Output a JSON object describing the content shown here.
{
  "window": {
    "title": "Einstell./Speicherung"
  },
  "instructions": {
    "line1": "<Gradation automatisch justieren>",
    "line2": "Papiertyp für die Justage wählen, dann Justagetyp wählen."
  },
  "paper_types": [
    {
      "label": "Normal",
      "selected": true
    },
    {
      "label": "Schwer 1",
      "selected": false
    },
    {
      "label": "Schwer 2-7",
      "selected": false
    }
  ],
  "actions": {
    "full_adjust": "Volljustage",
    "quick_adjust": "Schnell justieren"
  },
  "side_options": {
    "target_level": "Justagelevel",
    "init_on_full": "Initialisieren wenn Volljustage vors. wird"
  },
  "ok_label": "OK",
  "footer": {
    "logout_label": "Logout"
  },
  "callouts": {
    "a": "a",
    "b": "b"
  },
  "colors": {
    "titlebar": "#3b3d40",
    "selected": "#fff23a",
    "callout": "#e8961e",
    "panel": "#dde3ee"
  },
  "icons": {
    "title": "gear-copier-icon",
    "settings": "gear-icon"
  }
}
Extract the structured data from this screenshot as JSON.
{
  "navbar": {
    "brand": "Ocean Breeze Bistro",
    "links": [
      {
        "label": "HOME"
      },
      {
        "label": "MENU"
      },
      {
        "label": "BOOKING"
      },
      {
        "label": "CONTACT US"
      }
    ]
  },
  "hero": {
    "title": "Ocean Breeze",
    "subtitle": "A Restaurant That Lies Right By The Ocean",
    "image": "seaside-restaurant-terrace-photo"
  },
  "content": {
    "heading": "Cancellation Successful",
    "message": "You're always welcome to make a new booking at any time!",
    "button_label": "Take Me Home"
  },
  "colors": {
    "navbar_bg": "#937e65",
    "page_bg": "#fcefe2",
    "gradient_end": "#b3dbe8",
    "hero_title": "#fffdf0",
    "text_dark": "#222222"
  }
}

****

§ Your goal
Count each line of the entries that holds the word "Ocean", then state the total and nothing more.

§ Solution to this exercise
3